From the entries below, gather every line containing the string "value".

**Available data:**
○ ○ ○ ○

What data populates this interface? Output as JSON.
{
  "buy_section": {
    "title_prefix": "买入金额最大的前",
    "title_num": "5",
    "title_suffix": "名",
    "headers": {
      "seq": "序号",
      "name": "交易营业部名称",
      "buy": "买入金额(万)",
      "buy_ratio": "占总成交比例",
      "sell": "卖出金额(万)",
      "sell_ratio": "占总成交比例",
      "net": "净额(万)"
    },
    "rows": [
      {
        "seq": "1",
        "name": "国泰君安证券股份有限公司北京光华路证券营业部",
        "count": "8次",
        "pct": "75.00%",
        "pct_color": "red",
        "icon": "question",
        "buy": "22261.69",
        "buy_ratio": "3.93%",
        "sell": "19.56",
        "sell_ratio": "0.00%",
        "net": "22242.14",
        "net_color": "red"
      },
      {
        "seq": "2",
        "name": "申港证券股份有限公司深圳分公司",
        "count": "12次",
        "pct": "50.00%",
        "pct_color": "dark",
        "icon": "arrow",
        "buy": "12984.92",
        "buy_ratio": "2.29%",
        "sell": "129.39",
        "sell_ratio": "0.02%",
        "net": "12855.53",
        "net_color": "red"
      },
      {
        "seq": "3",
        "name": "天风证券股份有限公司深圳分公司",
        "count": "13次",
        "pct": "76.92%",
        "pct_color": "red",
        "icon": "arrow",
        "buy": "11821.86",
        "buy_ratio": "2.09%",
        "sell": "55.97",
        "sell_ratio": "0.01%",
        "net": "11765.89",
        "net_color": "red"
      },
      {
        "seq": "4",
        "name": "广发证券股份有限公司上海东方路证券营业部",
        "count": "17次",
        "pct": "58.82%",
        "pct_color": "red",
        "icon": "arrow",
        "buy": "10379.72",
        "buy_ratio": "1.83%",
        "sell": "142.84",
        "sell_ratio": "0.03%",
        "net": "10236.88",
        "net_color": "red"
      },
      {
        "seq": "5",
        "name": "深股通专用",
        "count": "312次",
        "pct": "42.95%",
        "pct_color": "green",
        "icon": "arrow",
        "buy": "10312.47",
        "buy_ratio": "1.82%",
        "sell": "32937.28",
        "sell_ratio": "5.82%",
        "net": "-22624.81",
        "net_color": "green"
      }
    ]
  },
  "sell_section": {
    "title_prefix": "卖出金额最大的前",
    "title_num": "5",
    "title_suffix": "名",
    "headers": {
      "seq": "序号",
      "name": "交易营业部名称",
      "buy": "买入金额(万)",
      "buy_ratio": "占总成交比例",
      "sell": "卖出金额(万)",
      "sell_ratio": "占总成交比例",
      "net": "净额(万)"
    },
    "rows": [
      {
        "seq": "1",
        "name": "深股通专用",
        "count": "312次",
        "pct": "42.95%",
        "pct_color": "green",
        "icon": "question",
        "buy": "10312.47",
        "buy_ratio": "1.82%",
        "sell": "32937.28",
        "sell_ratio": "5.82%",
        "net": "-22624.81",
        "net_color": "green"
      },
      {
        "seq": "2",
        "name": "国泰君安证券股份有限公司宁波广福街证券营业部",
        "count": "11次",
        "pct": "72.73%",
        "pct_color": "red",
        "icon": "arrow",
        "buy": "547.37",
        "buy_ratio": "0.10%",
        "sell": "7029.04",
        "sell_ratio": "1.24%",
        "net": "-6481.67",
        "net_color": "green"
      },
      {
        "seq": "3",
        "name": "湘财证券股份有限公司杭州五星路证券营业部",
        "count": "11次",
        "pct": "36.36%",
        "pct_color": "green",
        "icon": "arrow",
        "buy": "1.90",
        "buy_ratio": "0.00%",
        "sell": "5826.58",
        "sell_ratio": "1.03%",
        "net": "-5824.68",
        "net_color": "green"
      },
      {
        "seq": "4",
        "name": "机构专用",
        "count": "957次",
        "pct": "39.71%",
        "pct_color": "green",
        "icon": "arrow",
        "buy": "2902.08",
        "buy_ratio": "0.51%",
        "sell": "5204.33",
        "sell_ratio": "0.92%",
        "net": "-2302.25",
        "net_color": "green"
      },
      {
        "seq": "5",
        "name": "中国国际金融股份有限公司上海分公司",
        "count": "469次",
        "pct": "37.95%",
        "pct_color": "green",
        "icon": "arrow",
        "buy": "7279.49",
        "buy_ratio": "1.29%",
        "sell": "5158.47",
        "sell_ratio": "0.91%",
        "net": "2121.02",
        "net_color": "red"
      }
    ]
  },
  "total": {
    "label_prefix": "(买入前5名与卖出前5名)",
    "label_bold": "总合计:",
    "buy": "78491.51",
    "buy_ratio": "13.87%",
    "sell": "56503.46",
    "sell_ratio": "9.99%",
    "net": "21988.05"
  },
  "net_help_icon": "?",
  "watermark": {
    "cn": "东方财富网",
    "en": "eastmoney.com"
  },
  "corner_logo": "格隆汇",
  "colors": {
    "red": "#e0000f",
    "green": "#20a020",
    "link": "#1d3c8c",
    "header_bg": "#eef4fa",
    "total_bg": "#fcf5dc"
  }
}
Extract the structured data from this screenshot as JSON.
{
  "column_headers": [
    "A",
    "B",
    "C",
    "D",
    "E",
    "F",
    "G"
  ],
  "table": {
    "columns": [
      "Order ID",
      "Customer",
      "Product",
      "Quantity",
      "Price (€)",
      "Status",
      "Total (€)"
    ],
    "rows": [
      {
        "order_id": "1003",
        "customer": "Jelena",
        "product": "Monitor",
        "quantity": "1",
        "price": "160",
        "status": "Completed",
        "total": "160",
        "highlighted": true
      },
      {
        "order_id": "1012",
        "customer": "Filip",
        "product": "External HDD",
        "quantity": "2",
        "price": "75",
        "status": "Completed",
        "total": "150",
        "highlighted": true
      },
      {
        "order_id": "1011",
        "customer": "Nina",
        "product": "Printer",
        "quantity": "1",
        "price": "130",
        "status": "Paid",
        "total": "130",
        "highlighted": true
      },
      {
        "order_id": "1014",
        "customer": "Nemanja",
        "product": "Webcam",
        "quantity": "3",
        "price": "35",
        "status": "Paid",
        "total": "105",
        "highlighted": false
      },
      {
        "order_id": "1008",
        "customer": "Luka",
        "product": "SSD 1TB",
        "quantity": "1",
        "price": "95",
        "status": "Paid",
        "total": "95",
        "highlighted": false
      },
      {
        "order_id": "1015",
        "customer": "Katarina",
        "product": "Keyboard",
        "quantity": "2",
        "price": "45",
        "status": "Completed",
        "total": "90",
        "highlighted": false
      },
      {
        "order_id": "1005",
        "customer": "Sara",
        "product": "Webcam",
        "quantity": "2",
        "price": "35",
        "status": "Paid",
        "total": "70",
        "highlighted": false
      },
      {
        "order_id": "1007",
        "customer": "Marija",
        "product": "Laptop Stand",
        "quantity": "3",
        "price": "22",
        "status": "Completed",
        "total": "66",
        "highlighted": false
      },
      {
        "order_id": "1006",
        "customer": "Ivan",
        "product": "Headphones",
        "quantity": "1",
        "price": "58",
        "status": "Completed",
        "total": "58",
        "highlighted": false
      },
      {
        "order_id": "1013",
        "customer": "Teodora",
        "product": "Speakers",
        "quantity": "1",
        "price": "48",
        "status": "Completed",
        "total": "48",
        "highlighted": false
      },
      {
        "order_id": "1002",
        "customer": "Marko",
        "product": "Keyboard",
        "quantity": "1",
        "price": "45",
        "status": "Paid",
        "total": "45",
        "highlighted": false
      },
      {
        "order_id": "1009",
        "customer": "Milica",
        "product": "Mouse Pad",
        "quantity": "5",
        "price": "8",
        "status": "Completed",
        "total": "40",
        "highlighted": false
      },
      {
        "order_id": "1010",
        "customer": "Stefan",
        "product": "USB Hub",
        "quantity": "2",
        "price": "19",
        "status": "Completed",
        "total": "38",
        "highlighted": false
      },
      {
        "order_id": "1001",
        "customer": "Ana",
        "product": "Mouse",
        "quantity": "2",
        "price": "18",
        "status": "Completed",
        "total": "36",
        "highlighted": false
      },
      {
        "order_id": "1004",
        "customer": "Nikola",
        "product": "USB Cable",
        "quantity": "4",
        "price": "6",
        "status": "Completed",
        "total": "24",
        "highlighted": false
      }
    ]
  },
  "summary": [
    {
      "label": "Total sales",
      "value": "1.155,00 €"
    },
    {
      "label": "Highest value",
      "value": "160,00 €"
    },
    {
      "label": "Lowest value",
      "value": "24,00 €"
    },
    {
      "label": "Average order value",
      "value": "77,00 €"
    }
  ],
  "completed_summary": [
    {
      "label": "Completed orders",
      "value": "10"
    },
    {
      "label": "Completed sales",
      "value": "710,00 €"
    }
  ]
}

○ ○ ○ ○

**Answer:**
      "value": "1.155,00 €"
      "label": "Highest value",
      "value": "160,00 €"
      "label": "Lowest value",
      "value": "24,00 €"
      "label": "Average order value",
      "value": "77,00 €"
      "value": "10"
      "value": "710,00 €"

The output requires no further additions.